Parkinson's disease is a very common neurodegenerative disorder that tends to present late in life. It is a disease with a lifetime incidence of 2.5% and a prevalence of at least 2% in individuals over 65 - 70 years of age. Millions of humans are victims of this neurodegenerative disease . It is caused by a progressive degeneration and loss of nigrostriatal dopamine-containing neurons. Sometimes degeneration also occurs in systems of non-dopaminergic neurons . The common symptoms of Parkinson's disease are tremor, rigidity, and hypokinesia (abnormally decreased mobility). Together with these problems, various degrees of cognitive, autonomic, and psychiatric abnormalities may also be present .
The dopaminergic neurons have their cell bodies located in the substantia nigra pars compacta (SNpc). These special neurons send axons to the caudate and putamen which is collectively known as the corpus striatum. The gradual degeneration of these cells initiates a chain of disorders. Degeneration results in the ongoing decrease over time of striatal dopamine levels which is essential for normal functioning. This, in turn, produces a decline in striatal output to the thalamus. These alterations result in a decrease in cortical motor output. This decrease can account for some of the observed motor symptoms, particularly bradykinesia and rigidity, but other features such as a resting tremor probably have a largely non-dopaminergic component .
Till date, there are several treatments available for Parkinson's disease however medical science has failed to find a complete cure for this disease. Treatments involving drugs target the dopaminergic nigrostriatal pathway. Unfortunately, it is found that over time the efficacy of these medications is limited by the development of profound motor fluctuations and dyskinesias. The common drug is the oral administration of l-dopa and dopamine receptor agonists and deep-brain stimulation in the subthalamic nucleus. These treatments are effective for some symptoms, but are associated with side effects and do not stop the progression of the disease .
Therapies that completely cure patients of Parkinson's disease is yet to be found, but stem cell therapies offer exciting possibilities [1, 3]. Stem cells have the incredible potential to develop into many different cell types in the body.
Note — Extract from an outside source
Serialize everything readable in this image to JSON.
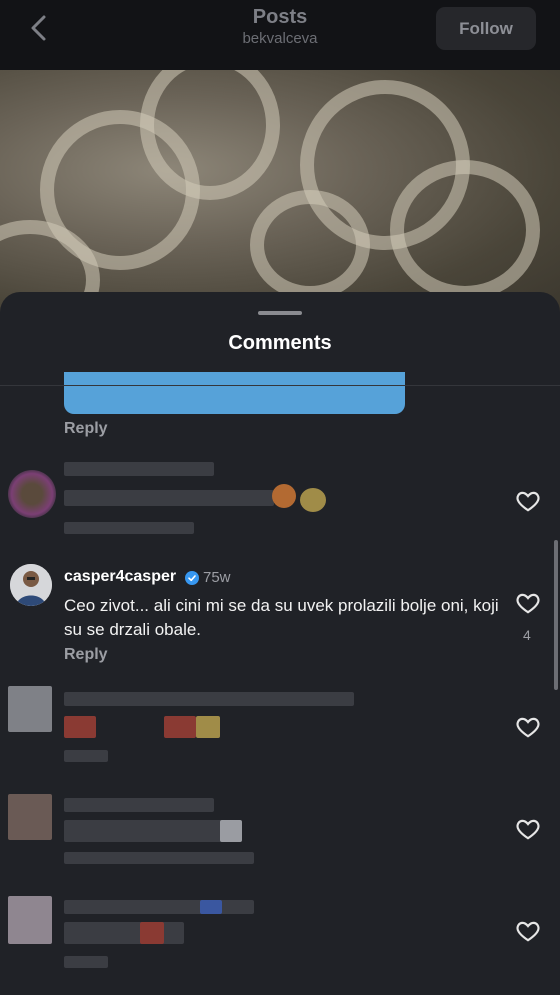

Serving as a sort of repair system for the body, they can theoretically divide without limit to replenish other cells as long as the person is alive. To be clinically competitive, a stem-cell-based therapy must lead to long-lasting, significant improvement in mobility, ameliorate currently intractable symptoms, or counteract disease progression. Besides, to make stem-cell therapy work, dopaminergic neurons with the characteristics of substantia nigra neurons must be produced in large numbers .
Today, stem cell-based therapies might be a turning point in medical science that might represent in the near future a plausible alternative strategy for these disorders. However, it is important to consider the challenges before envisaging any human applications of stem cell-based therapies in neurological diseases. For instance, the questions such as which is the ideal stem cell source for transplantation, what are the most appropriate route of stem cell administration, and, last but not least, which is the best approach to achieve an appropriate, functional, and long-lasting integration of transplanted stem cells into the host tissue.